Welcome to Episode 6 of the Dashboard Digest series!
With the latest release of Splunk 6.6 I decided to test out a new dashboarding feature called Trellis. Trellis provides a way to create multiple visualizations from a single query right from the GUI. Previously to do this you probably had to edit the Simple XML, copy & paste the original chart over and over again and change the search parameters ever so slightly. Not only that but the more panels you created and copied the more resources you drained while running your dashboard. Trellis solves both of these problems!

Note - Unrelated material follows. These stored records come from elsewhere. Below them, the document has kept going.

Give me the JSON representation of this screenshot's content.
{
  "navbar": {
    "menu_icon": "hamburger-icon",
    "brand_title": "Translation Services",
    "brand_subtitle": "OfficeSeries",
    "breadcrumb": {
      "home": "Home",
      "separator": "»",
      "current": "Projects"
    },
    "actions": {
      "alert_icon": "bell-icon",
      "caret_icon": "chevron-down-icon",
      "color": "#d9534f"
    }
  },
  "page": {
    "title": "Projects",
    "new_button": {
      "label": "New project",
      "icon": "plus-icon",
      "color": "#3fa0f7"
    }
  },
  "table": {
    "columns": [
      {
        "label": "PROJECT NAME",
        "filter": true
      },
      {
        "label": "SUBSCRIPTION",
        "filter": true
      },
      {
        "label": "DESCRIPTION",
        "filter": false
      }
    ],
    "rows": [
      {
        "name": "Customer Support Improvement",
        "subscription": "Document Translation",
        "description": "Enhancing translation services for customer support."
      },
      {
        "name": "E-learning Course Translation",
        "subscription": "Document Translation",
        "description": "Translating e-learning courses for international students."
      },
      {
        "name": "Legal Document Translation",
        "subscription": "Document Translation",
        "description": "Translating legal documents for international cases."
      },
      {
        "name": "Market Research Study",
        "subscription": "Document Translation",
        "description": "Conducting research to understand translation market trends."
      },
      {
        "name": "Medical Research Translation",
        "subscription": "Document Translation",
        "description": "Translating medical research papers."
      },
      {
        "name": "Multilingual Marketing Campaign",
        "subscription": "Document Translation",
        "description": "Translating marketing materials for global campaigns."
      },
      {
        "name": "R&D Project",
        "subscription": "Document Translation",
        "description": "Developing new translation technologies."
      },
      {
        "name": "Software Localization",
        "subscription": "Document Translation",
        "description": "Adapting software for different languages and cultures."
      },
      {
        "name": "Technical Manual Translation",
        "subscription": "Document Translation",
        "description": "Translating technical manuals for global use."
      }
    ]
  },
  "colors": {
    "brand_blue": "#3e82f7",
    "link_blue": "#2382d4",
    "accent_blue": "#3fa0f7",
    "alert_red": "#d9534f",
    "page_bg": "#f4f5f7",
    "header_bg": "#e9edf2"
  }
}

Today I’ll be using a rather fun dataset (in my opinion at least!) to visualize airline performance statistics over the past few years. Why? Because I tend to fly a lot (and get delayed a lot) and was curious how performance between airlines stacked up. I found the data source thanks to older App on Splunkbase and created my own searches and analytics from there. The end result looked something like this (Trellis is used for both panels in the middle row):
Before I get into the details I want to mention there will be a contest for designing your own Trellis in a dashboard! I'm excited to see what the community comes up with and there will be prizes! See the details here.
Now let’s see how I created a Trellis!
Purpose: Display the different options for mapping geographic data in Splunk.
Splunk Version: Splunk 6.6
Data Sources: FAA Airline Statistics - https://www.transtats.bts.gov/DL_SelectFields.asp?Table_ID=236&DB_Short_Name=On-Time
Apps: Federal Aviation Administration, Missile Map, Status Indicator Single Value, Timeline
Related Blog Posts: Discovered Intelligence Blog Post on Trellis, What's New in Splunk 6.6
The first set of questions I asked myself were:
- How many flights were there total by airline?
- How many cancellations were there by reason (Airline, FAA, Security, or Weather)?
- How many total hours of delays were there by reason (Misc. Airline issues, Late Plane, FAA, Security, or Weather)?
After that I wanted to see a more detailed breakdown of those cancellations and delays by airline. I plotted it all on a timechart, but wanted to see things in a different dimension. For example, what are the current values by each airline this month, compared to the last month and an overall trend? Single value indicators seemed like a good option for this, but to account for each airline I would need to make 12+ single value visualizations! With Trellis I simply clicked Edit Visualization on the timechart, enabled Trellis and selected the Single Value indicator.
Before Trellis timechart:
I then tweaked the single value colors and trellis sizing (selected “small” icons) to get the following! All of these extra visualizations and panels now just use 1 query to power them!
The end result:
I bet many of you are probably eyeing the new mapping visualization at the bottom. If you haven’t already learned, I love Splunk + Maps. As for the new visualization it’s called a Missile Map and is a great way to visualize to/from pairs. It even includes animation, line thickness and color options. Management won’t be able to resist! In this case I wanted to visualize the cancelled and delayed routes by airline.
Can we Trellis a custom visualization you ask? The short answer is Yes! However I would add “results may vary.” To get a custom visualization to work for trellis, the developer can simply add the capability into the custom visualization and would be tested by them. Details can be found in the docs here. The super quick version is to add the following line to visualizations.conf found in the custom visualizations app’s directory.
Trellis is a great way to generate multiple visualizations using the same single query and split-by techniques. I highly recommend checking it out!
After looking into the cancellations and delay statistics I started asking more questions (Thanks to the original App on splunkbase for the ideas!). What is the Airline's overall availability? Average delay? How about the the airline's inventory of aircraft? The questions could go on forever… can you spot the use of the single value Status Indicator custom visualization?
I also figured it would be interesting to start comparing TaxiOut --> FlightTime --> TaxiIn time visually across the same flight number day after day using another custom visualization called the Timeline. Now I just need to correlate the causes of variation ;)
Next up - joining my actual flight history with this dataset and mapping out my individual journey!
That’s it for today, hope you enjoyed Episode 6 and Happy Splunking!